Mr Srisuthiyakorn was reported in Thailand’s authoritative Bangkok Post newspaper as putting forward a number of reasons for the apparent reluctance of the Thai government to issue the critical royal decree to commence the election process. Mr Srisuthiyakorn is a candidate running against pro government parties in the forthcoming election. He has, since his removal from the election commission in March 2018, become a critic of the junta. He was removed in March 2018 by the junta under Order No.4/2561 for making statements and remarks which the junta judged may sow confusion and possibly hinder the running of the election commission. The former and outspoken election commissioner said, after his removal last year, that his comments had made problems for those in power and that he was not surprised by his removal.

In this instance, he was also drawing on his formerly pivotal role and experience working within the commission. This includes the critical period of the 2014 snap general election, which was voided by Thailand’s constitutional court.

This must be weighed against comments last week from Thailand’s Prime Minister who suggested there was no need, at all, to postpone the poll.  ‘Things remain unchanged,’ Prayut said. ‘The Election Commission will determine the election date. It’s up to them.’
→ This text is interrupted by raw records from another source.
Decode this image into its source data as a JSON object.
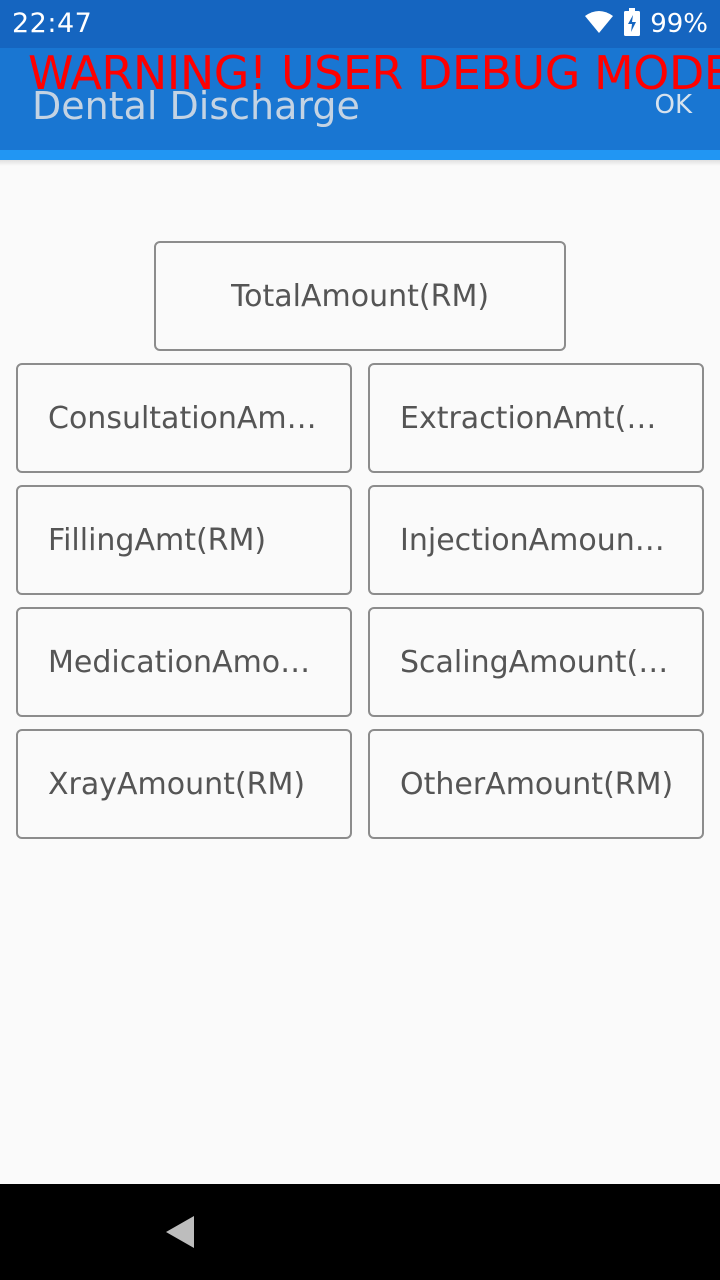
{
  "status_bar": {
    "time": "22:47",
    "battery_percent": "99%",
    "icons": [
      "wifi-icon",
      "battery-icon"
    ]
  },
  "app_bar": {
    "title": "Dental Discharge",
    "ok_label": "OK",
    "debug_warning": "WARNING! USER DEBUG MODE"
  },
  "fields": {
    "total": "TotalAmount(RM)",
    "consultation": "ConsultationAmt(RM)",
    "extraction": "ExtractionAmt(RM)",
    "filling": "FillingAmt(RM)",
    "injection": "InjectionAmount(RM)",
    "medication": "MedicationAmount(RM)",
    "scaling": "ScalingAmount(RM)",
    "xray": "XrayAmount(RM)",
    "other": "OtherAmount(RM)"
  },
  "nav_bar": {
    "icons": [
      "back-icon"
    ]
  },
  "colors": {
    "status_bar": "#1565c0",
    "app_bar": "#1976d2",
    "warning": "#ff0000"
  }
}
Somchai, now a Democrat Party election candidate, has become a critic of the junta

Mr Srisuthiyakorn suggested is that the government may wish to prevent the results of the general election being announced at a similar time to the auspicious celebrations of the Royal Coronation.  As Mr Srisuthiyakorn himself acknowledged, this is understandable as that occasion is a most solemn one for the Thai people and should be free from distractions. The outcome of the long awaited election is sure to be a momentous event in itself.

He urged that the existing election commission speaks for itself and its own constitutional role. He advised that any delay beyond a few weeks may give rise to public unease.

Former election commissioner warns about ambiguous wording of Thai election laws

The former election commissioner member particularly urged that the election results must be announced in full or by at least 95% by May 9th this year. This, he felt, could be interpreted as a deadline under the 150 day limit as set out in the law governing the election which was set on December 11th 2018. He highlighted the ambiguous nature of the wording of the law and highlighted this date as being significant for the commission in order to avoid a situation where the election could be challenged legally. It may be that, in the future, a Thai a court would interpret the election process to include the formulation and presentation of results. He suggested that bringing in the results beyond the 150 day period could see the election itself being voided by a court at a later date. If such a time frame became unavoidable, he suggested that election commissioner members seek to indemnify themselves, both civilly and criminally, for failing to conduct an election that met constitutional provisions.